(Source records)
>>
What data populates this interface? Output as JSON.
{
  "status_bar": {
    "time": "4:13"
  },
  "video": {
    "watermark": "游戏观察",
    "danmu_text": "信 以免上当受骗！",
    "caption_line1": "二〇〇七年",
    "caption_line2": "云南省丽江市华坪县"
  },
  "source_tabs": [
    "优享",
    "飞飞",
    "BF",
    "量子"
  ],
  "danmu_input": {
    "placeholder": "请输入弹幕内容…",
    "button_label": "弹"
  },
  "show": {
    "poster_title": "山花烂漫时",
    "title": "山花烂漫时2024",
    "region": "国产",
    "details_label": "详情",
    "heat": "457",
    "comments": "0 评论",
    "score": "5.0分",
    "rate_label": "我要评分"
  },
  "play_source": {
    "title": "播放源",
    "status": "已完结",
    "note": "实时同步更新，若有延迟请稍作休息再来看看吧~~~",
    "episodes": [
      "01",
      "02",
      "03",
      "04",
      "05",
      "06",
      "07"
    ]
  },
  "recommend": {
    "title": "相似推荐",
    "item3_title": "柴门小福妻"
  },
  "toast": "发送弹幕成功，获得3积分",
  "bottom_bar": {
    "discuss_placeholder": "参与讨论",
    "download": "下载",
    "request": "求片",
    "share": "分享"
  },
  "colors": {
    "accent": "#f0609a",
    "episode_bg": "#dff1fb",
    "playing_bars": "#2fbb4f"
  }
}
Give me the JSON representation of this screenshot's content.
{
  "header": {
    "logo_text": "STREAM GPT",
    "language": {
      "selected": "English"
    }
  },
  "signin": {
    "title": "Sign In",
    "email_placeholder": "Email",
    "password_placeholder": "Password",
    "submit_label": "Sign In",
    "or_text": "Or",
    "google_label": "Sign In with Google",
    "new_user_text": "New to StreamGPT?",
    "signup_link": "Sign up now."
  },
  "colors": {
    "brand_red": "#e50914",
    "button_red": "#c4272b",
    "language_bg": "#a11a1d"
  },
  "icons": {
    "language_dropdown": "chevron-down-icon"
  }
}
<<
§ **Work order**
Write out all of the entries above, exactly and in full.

§ **Your response**
What data populates this interface? Output as JSON.
{
  "status_bar": {
    "time": "4:13"
  },
  "video": {
    "watermark": "游戏观察",
    "danmu_text": "信 以免上当受骗！",
    "caption_line1": "二〇〇七年",
    "caption_line2": "云南省丽江市华坪县"
  },
  "source_tabs": [
    "优享",
    "飞飞",
    "BF",
    "量子"
  ],
  "danmu_input": {
    "placeholder": "请输入弹幕内容…",
    "button_label": "弹"
  },
  "show": {
    "poster_title": "山花烂漫时",
    "title": "山花烂漫时2024",
    "region": "国产",
    "details_label": "详情",
    "heat": "457",
    "comments": "0 评论",
    "score": "5.0分",
    "rate_label": "我要评分"
  },
  "play_source": {
    "title": "播放源",
    "status": "已完结",
    "note": "实时同步更新，若有延迟请稍作休息再来看看吧~~~",
    "episodes": [
      "01",
      "02",
      "03",
      "04",
      "05",
      "06",
      "07"
    ]
  },
  "recommend": {
    "title": "相似推荐",
    "item3_title": "柴门小福妻"
  },
  "toast": "发送弹幕成功，获得3积分",
  "bottom_bar": {
    "discuss_placeholder": "参与讨论",
    "download": "下载",
    "request": "求片",
    "share": "分享"
  },
  "colors": {
    "accent": "#f0609a",
    "episode_bg": "#dff1fb",
    "playing_bars": "#2fbb4f"
  }
}
Give me the JSON representation of this screenshot's content.
{
  "header": {
    "logo_text": "STREAM GPT",
    "language": {
      "selected": "English"
    }
  },
  "signin": {
    "title": "Sign In",
    "email_placeholder": "Email",
    "password_placeholder": "Password",
    "submit_label": "Sign In",
    "or_text": "Or",
    "google_label": "Sign In with Google",
    "new_user_text": "New to StreamGPT?",
    "signup_link": "Sign up now."
  },
  "colors": {
    "brand_red": "#e50914",
    "button_red": "#c4272b",
    "language_bg": "#a11a1d"
  },
  "icons": {
    "language_dropdown": "chevron-down-icon"
  }
}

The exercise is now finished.